Page and application data records
::::::::::

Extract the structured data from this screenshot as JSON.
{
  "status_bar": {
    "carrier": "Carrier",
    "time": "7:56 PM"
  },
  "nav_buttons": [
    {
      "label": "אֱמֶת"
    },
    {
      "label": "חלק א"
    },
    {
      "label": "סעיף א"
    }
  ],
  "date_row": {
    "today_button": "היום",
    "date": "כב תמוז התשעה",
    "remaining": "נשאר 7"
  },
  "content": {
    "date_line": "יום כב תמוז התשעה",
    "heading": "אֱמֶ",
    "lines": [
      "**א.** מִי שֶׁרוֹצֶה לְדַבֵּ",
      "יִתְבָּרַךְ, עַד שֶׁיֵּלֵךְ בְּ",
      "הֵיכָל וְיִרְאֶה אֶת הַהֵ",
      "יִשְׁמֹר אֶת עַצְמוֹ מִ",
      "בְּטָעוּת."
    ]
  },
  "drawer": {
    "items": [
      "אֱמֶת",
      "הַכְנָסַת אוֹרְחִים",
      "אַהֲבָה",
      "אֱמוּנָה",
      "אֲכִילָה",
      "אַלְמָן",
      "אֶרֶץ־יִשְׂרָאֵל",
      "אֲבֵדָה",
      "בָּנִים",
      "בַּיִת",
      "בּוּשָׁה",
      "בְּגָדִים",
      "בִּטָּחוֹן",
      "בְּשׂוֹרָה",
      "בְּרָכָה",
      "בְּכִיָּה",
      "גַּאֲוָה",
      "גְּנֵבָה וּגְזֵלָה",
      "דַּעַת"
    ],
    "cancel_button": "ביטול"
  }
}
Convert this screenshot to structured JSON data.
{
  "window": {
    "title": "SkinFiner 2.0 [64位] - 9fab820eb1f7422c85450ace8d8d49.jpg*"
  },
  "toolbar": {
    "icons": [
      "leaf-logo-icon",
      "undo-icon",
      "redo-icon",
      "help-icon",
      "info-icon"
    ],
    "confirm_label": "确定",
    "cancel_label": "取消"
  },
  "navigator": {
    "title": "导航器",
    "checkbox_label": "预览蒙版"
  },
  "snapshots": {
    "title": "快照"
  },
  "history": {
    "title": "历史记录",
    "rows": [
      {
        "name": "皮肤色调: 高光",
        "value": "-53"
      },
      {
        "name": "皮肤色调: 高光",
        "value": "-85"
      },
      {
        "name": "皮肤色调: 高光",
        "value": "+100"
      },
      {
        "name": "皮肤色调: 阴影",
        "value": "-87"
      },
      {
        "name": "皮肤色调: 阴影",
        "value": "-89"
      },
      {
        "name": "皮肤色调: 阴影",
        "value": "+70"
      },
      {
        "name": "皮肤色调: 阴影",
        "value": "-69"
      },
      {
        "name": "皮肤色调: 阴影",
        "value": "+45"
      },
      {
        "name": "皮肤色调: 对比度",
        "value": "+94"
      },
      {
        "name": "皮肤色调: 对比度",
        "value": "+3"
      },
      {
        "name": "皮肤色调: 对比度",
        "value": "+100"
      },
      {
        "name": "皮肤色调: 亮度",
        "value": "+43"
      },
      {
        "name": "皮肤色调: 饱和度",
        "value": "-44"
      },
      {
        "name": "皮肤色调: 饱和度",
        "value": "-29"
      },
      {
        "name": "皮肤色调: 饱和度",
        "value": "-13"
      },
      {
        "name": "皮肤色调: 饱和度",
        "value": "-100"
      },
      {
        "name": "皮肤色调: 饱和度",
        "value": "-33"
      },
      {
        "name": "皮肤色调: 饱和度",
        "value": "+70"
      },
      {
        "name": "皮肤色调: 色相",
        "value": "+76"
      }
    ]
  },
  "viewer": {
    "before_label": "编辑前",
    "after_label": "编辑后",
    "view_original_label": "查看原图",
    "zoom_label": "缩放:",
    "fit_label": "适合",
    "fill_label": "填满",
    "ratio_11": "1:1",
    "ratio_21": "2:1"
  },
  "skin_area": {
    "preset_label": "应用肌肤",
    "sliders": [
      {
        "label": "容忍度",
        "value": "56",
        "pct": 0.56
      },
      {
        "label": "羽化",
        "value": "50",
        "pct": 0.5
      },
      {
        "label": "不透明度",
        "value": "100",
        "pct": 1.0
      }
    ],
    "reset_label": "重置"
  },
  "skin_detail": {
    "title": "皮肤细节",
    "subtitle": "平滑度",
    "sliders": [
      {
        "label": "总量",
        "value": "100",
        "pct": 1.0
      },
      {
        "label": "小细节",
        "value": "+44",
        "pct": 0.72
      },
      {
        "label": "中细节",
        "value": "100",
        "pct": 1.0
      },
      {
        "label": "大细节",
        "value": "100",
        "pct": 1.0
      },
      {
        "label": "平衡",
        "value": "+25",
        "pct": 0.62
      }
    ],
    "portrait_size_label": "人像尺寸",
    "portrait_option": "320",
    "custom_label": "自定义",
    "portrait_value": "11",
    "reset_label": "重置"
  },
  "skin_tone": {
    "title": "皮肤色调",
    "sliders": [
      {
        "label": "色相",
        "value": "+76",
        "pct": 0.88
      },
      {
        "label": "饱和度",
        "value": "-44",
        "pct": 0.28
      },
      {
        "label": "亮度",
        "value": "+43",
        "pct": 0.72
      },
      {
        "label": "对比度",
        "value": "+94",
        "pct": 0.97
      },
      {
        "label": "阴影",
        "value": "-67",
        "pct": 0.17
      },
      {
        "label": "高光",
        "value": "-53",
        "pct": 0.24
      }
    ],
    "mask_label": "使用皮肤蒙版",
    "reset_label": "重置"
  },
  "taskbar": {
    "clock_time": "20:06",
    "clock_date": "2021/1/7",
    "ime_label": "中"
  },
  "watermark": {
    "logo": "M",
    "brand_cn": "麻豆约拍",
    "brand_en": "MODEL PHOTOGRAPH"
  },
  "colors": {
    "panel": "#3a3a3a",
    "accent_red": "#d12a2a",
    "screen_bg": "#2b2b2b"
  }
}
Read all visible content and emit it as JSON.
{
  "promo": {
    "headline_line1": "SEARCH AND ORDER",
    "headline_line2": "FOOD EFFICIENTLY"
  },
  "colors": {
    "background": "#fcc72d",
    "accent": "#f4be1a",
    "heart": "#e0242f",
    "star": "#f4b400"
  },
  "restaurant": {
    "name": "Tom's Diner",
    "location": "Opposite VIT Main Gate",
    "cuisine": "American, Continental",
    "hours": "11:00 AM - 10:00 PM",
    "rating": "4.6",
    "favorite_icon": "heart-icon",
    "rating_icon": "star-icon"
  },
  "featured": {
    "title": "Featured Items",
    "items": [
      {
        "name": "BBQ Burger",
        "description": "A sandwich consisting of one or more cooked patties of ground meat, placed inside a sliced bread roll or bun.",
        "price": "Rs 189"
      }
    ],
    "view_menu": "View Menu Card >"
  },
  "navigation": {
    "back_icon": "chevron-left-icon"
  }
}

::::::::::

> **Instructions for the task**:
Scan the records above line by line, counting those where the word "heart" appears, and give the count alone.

> **Reply to the task**:
2